“He’s always been an underdog because his teammates have always been better,” Vance said. “Nobody really took him seriously. He was motivated to work his [butt] off, sometimes to his detriment. He sometimes showed up flat at races.”
At the pro level, Kanute’s strength in swimming and cycling puts him in races, but his running isn’t as strong as other triathletes. It was because of this weakness that Kanute surprised even himself when he qualified for the 2016 Rio Olympics, where he finished 29th overall.
“I don’t think anyone would’ve expected me to run on to the team,” Kanute said. “Qualifying for me was the most satisfying and hardest part. I kind of had no pressure going into the Games in relation to other people.”
Since then, Kanute has won the Escape from Alcatraz Triathlon in June, solidifying his credentials as a short course athlete and was a member of the silver-medal-winning U.S. team at the Hamburg ITU World Triathlon Mixed Relay World Championships in July.
Vance credits the success to a more aggressive approach to races. At the IronMan 70.3 World Championships, Kanute stormed out in front and held onto the lead throughout the 1.2-mile swimming and 56-mile cycling portions of the race and only faded around the 5K mark of the 13.1 running leg.
“Usually he blew up,” Vance said, “but now he doesn’t do that. He’s so strong, that’s why he’s happy to be aggressive and assertive. … It’s always been known he’s an aggressive guy, but now maybe competitors know he’s tough to bring back.”
Kanute’s next big race will be later this week at the Super League Triathlon in Jersey, United Kingdom — a unique short course triathlon that Kanute calls a “throw back to the early days of the sport.”
Vance adds that Kanute could be one of the triathletes that will be in contention for a mixed relay medal at the 2020 Tokyo Olympics.
“I want to keep doing this sport as long as I can,” Kanute said. “I’m avoiding real life a little bit by doing this. … Second place in World Championships is great.
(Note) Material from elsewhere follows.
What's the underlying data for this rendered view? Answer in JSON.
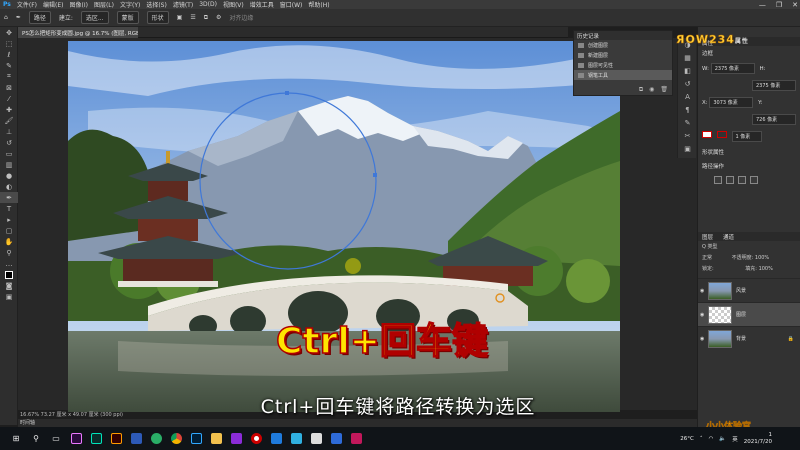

Winning here and there is great. I want to keep improving and eventually stand on that top step.”